NL: I don’t think J.A. Happ will be the best of this class in the long run. But he did do some remarkable things, putting up a sub-3 ERA in 166 innings.

Second place is Tommy Hanson, who I think will be better in the long term. He was as good inning for inning as Happ. But he came up later and ended up with less value because of it.

Randy Wells, Kenshin Kawakami and Ronald Belisario also deserve mention.

Programming announcement

Barring any unforeseen telecommunications problems, next week we will tackle part two of the season wrap with the hitters.

Print Friendly
 Share on Facebook0Tweet about this on Twitter0Share on Google+0Share on Reddit0Email this to someone
« Previous: And That Happened: Division Series
Next: Internet-capable phones and fantasy sports: A love story »

Comments

  1. salvo said...

    Regarding your “Bad Luck” list: surprising as this may be, another bad luck leader was Adam Wainwright, who although he tied for the ML lead in wins, has “bad luck” numbers that rival the others you mention.

    He lost six quality starts, all of which featured no more than 2er with only one fewer than 7ip. He also had NDs in another five quality starts, all but one of which went at least 7 with 2 or fewer earned runs.

    He had 9 starts in which he pitched 7+ innings and allowed 2 or fewer earned runs and did not earn a win.

Leave a Reply

Your email address will not be published. Required fields are marked *

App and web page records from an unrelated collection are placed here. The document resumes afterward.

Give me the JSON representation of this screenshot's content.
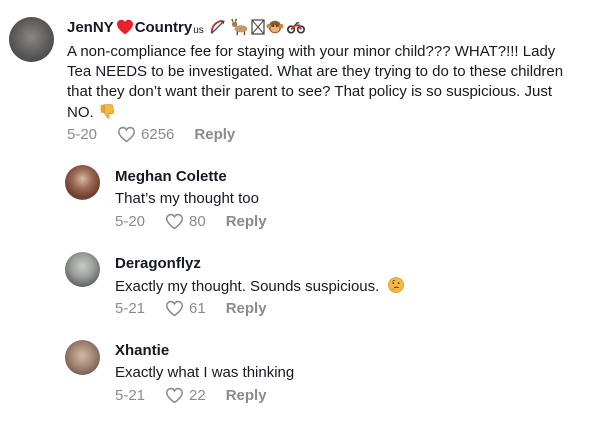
{
  "comments": [
    {
      "username": "JenNY",
      "username_suffix": "Country",
      "username_sub": "us",
      "text": "A non-compliance fee for staying with your minor child??? WHAT?!!! Lady Tea NEEDS to be investigated. What are they trying to do to these children that they don’t want their parent to see? That policy is so suspicious. Just NO.",
      "date": "5-20",
      "likes": "6256",
      "reply_label": "Reply"
    }
  ],
  "replies": [
    {
      "username": "Meghan Colette",
      "text": "That’s my thought too",
      "date": "5-20",
      "likes": "80",
      "reply_label": "Reply"
    },
    {
      "username": "Deragonflyz",
      "text": "Exactly my thought. Sounds suspicious.",
      "date": "5-21",
      "likes": "61",
      "reply_label": "Reply"
    },
    {
      "username": "Xhantie",
      "text": "Exactly what I was thinking",
      "date": "5-21",
      "likes": "22",
      "reply_label": "Reply"
    }
  ],
  "colors": {
    "text": "#161823",
    "muted": "#8a8b91",
    "heart_red": "#e8212b"
  },
  "icons": [
    "heart-icon",
    "bow-arrow-icon",
    "goat-icon",
    "box-icon",
    "monkey-icon",
    "motorcycle-icon",
    "thumbs-down-icon",
    "thinking-face-icon",
    "like-heart-icon"
  ]
}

You may use these HTML tags and attributes: <a href="" title=""> <abbr title=""> <acronym title=""> <b> <blockquote cite=""> <cite> <code> <del datetime=""> <em> <i> <q cite=""> <strike> <strong>

Current day month ye@r *